Start of Excerpted records

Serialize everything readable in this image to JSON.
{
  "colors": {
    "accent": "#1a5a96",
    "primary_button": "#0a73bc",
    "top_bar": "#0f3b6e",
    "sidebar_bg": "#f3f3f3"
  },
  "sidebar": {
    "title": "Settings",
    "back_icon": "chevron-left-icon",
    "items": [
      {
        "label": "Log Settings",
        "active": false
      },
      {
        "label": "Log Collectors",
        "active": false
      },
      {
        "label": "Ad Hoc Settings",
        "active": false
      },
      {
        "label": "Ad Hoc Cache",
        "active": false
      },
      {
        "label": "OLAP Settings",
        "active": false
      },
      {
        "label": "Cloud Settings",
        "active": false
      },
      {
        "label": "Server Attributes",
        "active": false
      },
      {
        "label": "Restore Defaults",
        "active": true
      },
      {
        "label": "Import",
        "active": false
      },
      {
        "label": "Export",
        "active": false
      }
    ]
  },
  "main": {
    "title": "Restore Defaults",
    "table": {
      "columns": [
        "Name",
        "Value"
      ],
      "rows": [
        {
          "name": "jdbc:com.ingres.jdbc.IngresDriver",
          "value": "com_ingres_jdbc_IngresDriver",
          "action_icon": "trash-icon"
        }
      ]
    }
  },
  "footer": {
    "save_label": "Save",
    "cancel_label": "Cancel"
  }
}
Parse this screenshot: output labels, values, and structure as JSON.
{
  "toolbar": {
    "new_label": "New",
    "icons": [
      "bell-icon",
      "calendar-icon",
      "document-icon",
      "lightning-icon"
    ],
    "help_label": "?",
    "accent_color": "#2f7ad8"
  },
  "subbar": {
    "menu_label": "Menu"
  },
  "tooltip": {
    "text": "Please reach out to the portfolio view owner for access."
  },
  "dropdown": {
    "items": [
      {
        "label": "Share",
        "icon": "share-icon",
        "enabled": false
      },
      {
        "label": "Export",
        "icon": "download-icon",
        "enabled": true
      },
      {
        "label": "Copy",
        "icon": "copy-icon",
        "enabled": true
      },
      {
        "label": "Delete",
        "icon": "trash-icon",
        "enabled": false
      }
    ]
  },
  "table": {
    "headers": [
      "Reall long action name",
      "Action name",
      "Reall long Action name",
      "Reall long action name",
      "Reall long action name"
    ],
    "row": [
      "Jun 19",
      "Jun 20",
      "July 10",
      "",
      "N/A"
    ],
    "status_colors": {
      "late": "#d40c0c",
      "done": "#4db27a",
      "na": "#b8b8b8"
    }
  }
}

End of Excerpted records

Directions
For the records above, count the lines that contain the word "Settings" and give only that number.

Output below
5